Legend has it that this particular Lhakhang was built by saint Thangtong Gyalpo, a Buddhist Chod Master as well as a blacksmith and an architect. It is believed that Thangton Gyalpo built this Lhakhang to subdue a serpentine demon. Another source claims that the Lhakhang was built on a hill that looks like a frog to counteract the Sadag (earth-owning spirit) and Lunyen (powerful naga spirit).
In 1841, Je Khenpo, Sherab Gyeltshen, restored the temple with the help of the local people from the village and carved their names on the wooden pillars which hold the ground floor of the temple.
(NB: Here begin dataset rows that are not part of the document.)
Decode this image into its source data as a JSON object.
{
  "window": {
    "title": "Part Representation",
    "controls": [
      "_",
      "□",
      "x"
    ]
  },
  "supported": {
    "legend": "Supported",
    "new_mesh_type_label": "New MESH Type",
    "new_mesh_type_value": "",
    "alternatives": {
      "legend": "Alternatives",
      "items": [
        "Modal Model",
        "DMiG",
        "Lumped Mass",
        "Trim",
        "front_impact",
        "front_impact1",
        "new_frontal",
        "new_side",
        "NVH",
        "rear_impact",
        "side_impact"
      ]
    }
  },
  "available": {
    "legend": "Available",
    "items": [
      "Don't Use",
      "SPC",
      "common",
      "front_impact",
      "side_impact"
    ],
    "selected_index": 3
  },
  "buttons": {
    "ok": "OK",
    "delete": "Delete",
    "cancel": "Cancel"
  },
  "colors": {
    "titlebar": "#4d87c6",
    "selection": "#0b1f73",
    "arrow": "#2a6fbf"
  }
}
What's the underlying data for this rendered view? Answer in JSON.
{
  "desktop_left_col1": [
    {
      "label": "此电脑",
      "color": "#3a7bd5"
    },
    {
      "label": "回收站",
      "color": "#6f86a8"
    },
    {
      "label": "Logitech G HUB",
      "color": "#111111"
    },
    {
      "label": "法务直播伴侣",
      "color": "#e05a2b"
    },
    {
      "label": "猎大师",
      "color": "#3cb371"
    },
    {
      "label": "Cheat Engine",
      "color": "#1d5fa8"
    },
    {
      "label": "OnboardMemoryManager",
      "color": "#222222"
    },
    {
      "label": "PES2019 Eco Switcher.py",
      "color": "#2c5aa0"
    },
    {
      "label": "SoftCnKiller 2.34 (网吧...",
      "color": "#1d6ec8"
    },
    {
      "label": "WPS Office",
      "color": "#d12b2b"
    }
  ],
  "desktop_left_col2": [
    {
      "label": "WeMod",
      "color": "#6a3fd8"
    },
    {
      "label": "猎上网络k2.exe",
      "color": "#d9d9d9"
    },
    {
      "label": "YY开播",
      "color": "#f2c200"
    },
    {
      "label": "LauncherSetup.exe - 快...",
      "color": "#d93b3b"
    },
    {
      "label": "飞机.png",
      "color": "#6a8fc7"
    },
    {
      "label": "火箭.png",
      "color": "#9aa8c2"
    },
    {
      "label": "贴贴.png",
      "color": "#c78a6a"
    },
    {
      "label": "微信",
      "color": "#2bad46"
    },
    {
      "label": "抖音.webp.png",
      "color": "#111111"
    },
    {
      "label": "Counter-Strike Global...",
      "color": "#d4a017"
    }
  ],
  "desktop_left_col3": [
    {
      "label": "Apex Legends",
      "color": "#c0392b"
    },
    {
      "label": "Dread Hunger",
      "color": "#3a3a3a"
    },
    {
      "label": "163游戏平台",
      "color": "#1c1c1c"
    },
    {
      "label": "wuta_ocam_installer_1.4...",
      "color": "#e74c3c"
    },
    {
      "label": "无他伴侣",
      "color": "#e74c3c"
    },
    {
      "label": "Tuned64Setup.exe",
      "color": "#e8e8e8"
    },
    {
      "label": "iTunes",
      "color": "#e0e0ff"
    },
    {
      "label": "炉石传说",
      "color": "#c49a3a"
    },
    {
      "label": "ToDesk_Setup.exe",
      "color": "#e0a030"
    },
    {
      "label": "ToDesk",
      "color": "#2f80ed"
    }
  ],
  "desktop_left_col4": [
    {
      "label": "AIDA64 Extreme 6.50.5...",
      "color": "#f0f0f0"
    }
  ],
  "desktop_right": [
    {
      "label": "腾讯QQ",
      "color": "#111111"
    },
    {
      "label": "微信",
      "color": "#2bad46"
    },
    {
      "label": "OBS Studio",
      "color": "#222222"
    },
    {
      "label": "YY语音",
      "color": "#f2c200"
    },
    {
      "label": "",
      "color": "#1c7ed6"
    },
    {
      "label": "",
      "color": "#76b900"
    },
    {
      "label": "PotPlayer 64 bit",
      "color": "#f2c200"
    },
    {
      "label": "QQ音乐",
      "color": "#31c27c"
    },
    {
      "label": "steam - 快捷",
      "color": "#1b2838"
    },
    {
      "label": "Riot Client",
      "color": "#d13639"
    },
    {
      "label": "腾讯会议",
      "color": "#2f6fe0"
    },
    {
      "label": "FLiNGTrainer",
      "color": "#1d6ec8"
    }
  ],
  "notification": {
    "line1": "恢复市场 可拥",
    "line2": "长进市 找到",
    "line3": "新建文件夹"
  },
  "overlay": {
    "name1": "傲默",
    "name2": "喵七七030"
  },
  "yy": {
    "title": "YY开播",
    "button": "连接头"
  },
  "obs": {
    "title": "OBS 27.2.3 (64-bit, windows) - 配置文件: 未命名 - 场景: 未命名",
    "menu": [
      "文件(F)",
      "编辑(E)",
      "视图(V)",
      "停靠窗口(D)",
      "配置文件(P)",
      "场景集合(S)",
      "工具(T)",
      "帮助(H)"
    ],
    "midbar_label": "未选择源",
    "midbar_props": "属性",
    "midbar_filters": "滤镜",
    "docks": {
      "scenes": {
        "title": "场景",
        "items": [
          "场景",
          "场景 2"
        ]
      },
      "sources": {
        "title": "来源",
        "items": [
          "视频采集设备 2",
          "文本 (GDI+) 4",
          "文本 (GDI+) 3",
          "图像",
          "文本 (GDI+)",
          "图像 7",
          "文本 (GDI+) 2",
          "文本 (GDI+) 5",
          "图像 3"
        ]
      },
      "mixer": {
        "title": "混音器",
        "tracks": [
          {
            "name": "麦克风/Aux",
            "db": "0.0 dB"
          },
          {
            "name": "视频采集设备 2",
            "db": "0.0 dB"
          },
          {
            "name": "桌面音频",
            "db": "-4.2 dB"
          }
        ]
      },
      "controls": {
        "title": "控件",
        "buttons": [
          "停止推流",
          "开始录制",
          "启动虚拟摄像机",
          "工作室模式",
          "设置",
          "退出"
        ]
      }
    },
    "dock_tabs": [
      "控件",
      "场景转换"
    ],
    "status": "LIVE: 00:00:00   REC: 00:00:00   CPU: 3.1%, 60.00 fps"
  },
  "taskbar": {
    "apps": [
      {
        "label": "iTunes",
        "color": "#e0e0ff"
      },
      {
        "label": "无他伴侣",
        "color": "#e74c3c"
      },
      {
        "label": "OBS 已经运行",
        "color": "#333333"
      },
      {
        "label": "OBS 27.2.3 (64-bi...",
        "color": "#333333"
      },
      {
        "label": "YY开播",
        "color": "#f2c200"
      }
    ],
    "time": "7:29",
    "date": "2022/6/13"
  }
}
The Lhakhang itself is conceived as a Mandala comprising three floors, representing hell, earth and heaven. The Lhakhang also contains many Buddhist paintings and iconography. The ground floor hols five Buddhas of meditation, as well as statues of Thangtong Gyalpo, Guru Rinpoche, and Avalokiteshvara. The second floor is home to depictions of Mahakala and hundred peaceful and wrathful deities on the outer wall, while the inner wall displays Bardo, the intermediate state between death and rebirth. The third floor displays the Tantric deities in Buddhism.